- Records provided:
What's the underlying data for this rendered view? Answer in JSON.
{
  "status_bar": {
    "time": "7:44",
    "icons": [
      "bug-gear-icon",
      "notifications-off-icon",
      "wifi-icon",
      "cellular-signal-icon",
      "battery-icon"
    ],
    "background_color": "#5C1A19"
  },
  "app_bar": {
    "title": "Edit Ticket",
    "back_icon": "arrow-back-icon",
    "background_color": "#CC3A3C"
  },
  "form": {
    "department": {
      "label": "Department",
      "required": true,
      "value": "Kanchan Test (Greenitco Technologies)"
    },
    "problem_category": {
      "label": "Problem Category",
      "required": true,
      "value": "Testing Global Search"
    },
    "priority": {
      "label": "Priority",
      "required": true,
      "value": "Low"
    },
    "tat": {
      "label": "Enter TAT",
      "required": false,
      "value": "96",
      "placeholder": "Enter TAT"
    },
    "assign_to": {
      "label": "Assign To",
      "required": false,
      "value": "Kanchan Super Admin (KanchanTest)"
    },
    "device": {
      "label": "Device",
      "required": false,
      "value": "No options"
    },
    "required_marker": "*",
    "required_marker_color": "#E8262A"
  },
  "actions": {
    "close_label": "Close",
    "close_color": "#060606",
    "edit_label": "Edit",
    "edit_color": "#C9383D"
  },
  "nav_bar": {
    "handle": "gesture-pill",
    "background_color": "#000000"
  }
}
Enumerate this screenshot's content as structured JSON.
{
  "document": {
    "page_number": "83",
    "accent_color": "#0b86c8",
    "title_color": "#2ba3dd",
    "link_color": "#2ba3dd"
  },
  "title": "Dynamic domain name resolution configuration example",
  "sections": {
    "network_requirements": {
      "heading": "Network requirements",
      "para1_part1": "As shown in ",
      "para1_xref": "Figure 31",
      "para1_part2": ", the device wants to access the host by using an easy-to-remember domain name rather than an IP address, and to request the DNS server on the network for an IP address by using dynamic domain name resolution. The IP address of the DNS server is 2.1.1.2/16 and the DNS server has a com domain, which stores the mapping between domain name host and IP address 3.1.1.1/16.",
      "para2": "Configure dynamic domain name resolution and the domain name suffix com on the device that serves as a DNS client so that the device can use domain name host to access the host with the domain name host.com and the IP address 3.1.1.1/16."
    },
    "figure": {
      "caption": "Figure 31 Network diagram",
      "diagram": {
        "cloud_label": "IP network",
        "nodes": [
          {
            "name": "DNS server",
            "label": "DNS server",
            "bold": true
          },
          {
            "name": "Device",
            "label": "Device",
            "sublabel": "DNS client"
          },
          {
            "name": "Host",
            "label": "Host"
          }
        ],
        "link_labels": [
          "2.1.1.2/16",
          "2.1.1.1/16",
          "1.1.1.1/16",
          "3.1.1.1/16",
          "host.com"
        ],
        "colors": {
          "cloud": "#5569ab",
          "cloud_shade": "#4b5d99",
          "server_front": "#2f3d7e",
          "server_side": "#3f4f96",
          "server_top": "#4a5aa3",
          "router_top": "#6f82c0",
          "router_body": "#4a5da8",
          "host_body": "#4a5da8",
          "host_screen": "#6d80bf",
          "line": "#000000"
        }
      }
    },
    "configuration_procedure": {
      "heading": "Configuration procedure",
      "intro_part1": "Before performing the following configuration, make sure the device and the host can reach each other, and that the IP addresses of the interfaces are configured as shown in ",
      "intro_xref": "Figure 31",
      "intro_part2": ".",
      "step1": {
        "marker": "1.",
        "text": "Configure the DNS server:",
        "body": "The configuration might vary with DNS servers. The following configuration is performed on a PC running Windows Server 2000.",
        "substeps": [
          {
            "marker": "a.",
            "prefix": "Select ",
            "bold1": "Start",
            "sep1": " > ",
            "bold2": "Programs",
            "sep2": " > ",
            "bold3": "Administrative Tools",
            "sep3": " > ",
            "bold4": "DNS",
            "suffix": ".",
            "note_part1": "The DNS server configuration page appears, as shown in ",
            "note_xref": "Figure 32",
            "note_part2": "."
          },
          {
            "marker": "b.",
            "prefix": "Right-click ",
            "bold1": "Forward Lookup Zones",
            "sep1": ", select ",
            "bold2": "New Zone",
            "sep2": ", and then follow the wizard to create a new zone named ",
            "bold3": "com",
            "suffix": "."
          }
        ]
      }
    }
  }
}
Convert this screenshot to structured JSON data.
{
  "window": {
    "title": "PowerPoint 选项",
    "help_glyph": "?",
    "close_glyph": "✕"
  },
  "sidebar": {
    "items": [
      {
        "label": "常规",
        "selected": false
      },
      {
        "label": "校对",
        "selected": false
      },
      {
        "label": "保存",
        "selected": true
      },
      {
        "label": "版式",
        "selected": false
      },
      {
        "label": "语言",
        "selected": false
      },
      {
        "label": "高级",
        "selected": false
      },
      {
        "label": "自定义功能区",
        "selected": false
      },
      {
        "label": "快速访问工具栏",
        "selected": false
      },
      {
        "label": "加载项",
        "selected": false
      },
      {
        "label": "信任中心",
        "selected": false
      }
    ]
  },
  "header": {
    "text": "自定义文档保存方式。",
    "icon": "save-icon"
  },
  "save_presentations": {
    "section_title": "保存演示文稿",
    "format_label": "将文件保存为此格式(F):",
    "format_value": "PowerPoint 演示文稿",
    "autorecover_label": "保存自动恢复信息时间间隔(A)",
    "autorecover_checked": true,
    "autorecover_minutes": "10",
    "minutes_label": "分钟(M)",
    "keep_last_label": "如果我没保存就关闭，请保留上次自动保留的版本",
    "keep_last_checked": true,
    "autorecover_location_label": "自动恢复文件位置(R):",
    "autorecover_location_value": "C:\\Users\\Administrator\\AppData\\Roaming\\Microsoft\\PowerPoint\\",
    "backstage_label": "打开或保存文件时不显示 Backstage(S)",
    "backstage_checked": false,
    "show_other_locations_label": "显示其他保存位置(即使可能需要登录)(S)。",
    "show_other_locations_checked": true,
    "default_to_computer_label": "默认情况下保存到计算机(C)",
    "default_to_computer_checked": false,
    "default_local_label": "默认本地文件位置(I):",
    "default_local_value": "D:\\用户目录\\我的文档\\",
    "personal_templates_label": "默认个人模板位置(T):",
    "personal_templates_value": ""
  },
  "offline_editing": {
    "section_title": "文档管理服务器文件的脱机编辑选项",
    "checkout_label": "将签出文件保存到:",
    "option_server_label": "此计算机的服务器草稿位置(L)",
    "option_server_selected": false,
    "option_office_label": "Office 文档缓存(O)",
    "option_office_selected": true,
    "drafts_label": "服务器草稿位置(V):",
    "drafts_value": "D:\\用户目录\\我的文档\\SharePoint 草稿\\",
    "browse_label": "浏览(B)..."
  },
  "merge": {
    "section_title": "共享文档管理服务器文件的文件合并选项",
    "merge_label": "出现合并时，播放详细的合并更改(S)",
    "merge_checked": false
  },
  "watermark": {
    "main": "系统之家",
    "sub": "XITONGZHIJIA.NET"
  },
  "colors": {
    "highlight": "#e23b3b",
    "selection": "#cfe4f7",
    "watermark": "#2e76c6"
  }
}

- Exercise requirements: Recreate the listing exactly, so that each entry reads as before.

- Task response:
What's the underlying data for this rendered view? Answer in JSON.
{
  "status_bar": {
    "time": "7:44",
    "icons": [
      "bug-gear-icon",
      "notifications-off-icon",
      "wifi-icon",
      "cellular-signal-icon",
      "battery-icon"
    ],
    "background_color": "#5C1A19"
  },
  "app_bar": {
    "title": "Edit Ticket",
    "back_icon": "arrow-back-icon",
    "background_color": "#CC3A3C"
  },
  "form": {
    "department": {
      "label": "Department",
      "required": true,
      "value": "Kanchan Test (Greenitco Technologies)"
    },
    "problem_category": {
      "label": "Problem Category",
      "required": true,
      "value": "Testing Global Search"
    },
    "priority": {
      "label": "Priority",
      "required": true,
      "value": "Low"
    },
    "tat": {
      "label": "Enter TAT",
      "required": false,
      "value": "96",
      "placeholder": "Enter TAT"
    },
    "assign_to": {
      "label": "Assign To",
      "required": false,
      "value": "Kanchan Super Admin (KanchanTest)"
    },
    "device": {
      "label": "Device",
      "required": false,
      "value": "No options"
    },
    "required_marker": "*",
    "required_marker_color": "#E8262A"
  },
  "actions": {
    "close_label": "Close",
    "close_color": "#060606",
    "edit_label": "Edit",
    "edit_color": "#C9383D"
  },
  "nav_bar": {
    "handle": "gesture-pill",
    "background_color": "#000000"
  }
}
Enumerate this screenshot's content as structured JSON.
{
  "document": {
    "page_number": "83",
    "accent_color": "#0b86c8",
    "title_color": "#2ba3dd",
    "link_color": "#2ba3dd"
  },
  "title": "Dynamic domain name resolution configuration example",
  "sections": {
    "network_requirements": {
      "heading": "Network requirements",
      "para1_part1": "As shown in ",
      "para1_xref": "Figure 31",
      "para1_part2": ", the device wants to access the host by using an easy-to-remember domain name rather than an IP address, and to request the DNS server on the network for an IP address by using dynamic domain name resolution. The IP address of the DNS server is 2.1.1.2/16 and the DNS server has a com domain, which stores the mapping between domain name host and IP address 3.1.1.1/16.",
      "para2": "Configure dynamic domain name resolution and the domain name suffix com on the device that serves as a DNS client so that the device can use domain name host to access the host with the domain name host.com and the IP address 3.1.1.1/16."
    },
    "figure": {
      "caption": "Figure 31 Network diagram",
      "diagram": {
        "cloud_label": "IP network",
        "nodes": [
          {
            "name": "DNS server",
            "label": "DNS server",
            "bold": true
          },
          {
            "name": "Device",
            "label": "Device",
            "sublabel": "DNS client"
          },
          {
            "name": "Host",
            "label": "Host"
          }
        ],
        "link_labels": [
          "2.1.1.2/16",
          "2.1.1.1/16",
          "1.1.1.1/16",
          "3.1.1.1/16",
          "host.com"
        ],
        "colors": {
          "cloud": "#5569ab",
          "cloud_shade": "#4b5d99",
          "server_front": "#2f3d7e",
          "server_side": "#3f4f96",
          "server_top": "#4a5aa3",
          "router_top": "#6f82c0",
          "router_body": "#4a5da8",
          "host_body": "#4a5da8",
          "host_screen": "#6d80bf",
          "line": "#000000"
        }
      }
    },
    "configuration_procedure": {
      "heading": "Configuration procedure",
      "intro_part1": "Before performing the following configuration, make sure the device and the host can reach each other, and that the IP addresses of the interfaces are configured as shown in ",
      "intro_xref": "Figure 31",
      "intro_part2": ".",
      "step1": {
        "marker": "1.",
        "text": "Configure the DNS server:",
        "body": "The configuration might vary with DNS servers. The following configuration is performed on a PC running Windows Server 2000.",
        "substeps": [
          {
            "marker": "a.",
            "prefix": "Select ",
            "bold1": "Start",
            "sep1": " > ",
            "bold2": "Programs",
            "sep2": " > ",
            "bold3": "Administrative Tools",
            "sep3": " > ",
            "bold4": "DNS",
            "suffix": ".",
            "note_part1": "The DNS server configuration page appears, as shown in ",
            "note_xref": "Figure 32",
            "note_part2": "."
          },
          {
            "marker": "b.",
            "prefix": "Right-click ",
            "bold1": "Forward Lookup Zones",
            "sep1": ", select ",
            "bold2": "New Zone",
            "sep2": ", and then follow the wizard to create a new zone named ",
            "bold3": "com",
            "suffix": "."
          }
        ]
      }
    }
  }
}
Convert this screenshot to structured JSON data.
{
  "window": {
    "title": "PowerPoint 选项",
    "help_glyph": "?",
    "close_glyph": "✕"
  },
  "sidebar": {
    "items": [
      {
        "label": "常规",
        "selected": false
      },
      {
        "label": "校对",
        "selected": false
      },
      {
        "label": "保存",
        "selected": true
      },
      {
        "label": "版式",
        "selected": false
      },
      {
        "label": "语言",
        "selected": false
      },
      {
        "label": "高级",
        "selected": false
      },
      {
        "label": "自定义功能区",
        "selected": false
      },
      {
        "label": "快速访问工具栏",
        "selected": false
      },
      {
        "label": "加载项",
        "selected": false
      },
      {
        "label": "信任中心",
        "selected": false
      }
    ]
  },
  "header": {
    "text": "自定义文档保存方式。",
    "icon": "save-icon"
  },
  "save_presentations": {
    "section_title": "保存演示文稿",
    "format_label": "将文件保存为此格式(F):",
    "format_value": "PowerPoint 演示文稿",
    "autorecover_label": "保存自动恢复信息时间间隔(A)",
    "autorecover_checked": true,
    "autorecover_minutes": "10",
    "minutes_label": "分钟(M)",
    "keep_last_label": "如果我没保存就关闭，请保留上次自动保留的版本",
    "keep_last_checked": true,
    "autorecover_location_label": "自动恢复文件位置(R):",
    "autorecover_location_value": "C:\\Users\\Administrator\\AppData\\Roaming\\Microsoft\\PowerPoint\\",
    "backstage_label": "打开或保存文件时不显示 Backstage(S)",
    "backstage_checked": false,
    "show_other_locations_label": "显示其他保存位置(即使可能需要登录)(S)。",
    "show_other_locations_checked": true,
    "default_to_computer_label": "默认情况下保存到计算机(C)",
    "default_to_computer_checked": false,
    "default_local_label": "默认本地文件位置(I):",
    "default_local_value": "D:\\用户目录\\我的文档\\",
    "personal_templates_label": "默认个人模板位置(T):",
    "personal_templates_value": ""
  },
  "offline_editing": {
    "section_title": "文档管理服务器文件的脱机编辑选项",
    "checkout_label": "将签出文件保存到:",
    "option_server_label": "此计算机的服务器草稿位置(L)",
    "option_server_selected": false,
    "option_office_label": "Office 文档缓存(O)",
    "option_office_selected": true,
    "drafts_label": "服务器草稿位置(V):",
    "drafts_value": "D:\\用户目录\\我的文档\\SharePoint 草稿\\",
    "browse_label": "浏览(B)..."
  },
  "merge": {
    "section_title": "共享文档管理服务器文件的文件合并选项",
    "merge_label": "出现合并时，播放详细的合并更改(S)",
    "merge_checked": false
  },
  "watermark": {
    "main": "系统之家",
    "sub": "XITONGZHIJIA.NET"
  },
  "colors": {
    "highlight": "#e23b3b",
    "selection": "#cfe4f7",
    "watermark": "#2e76c6"
  }
}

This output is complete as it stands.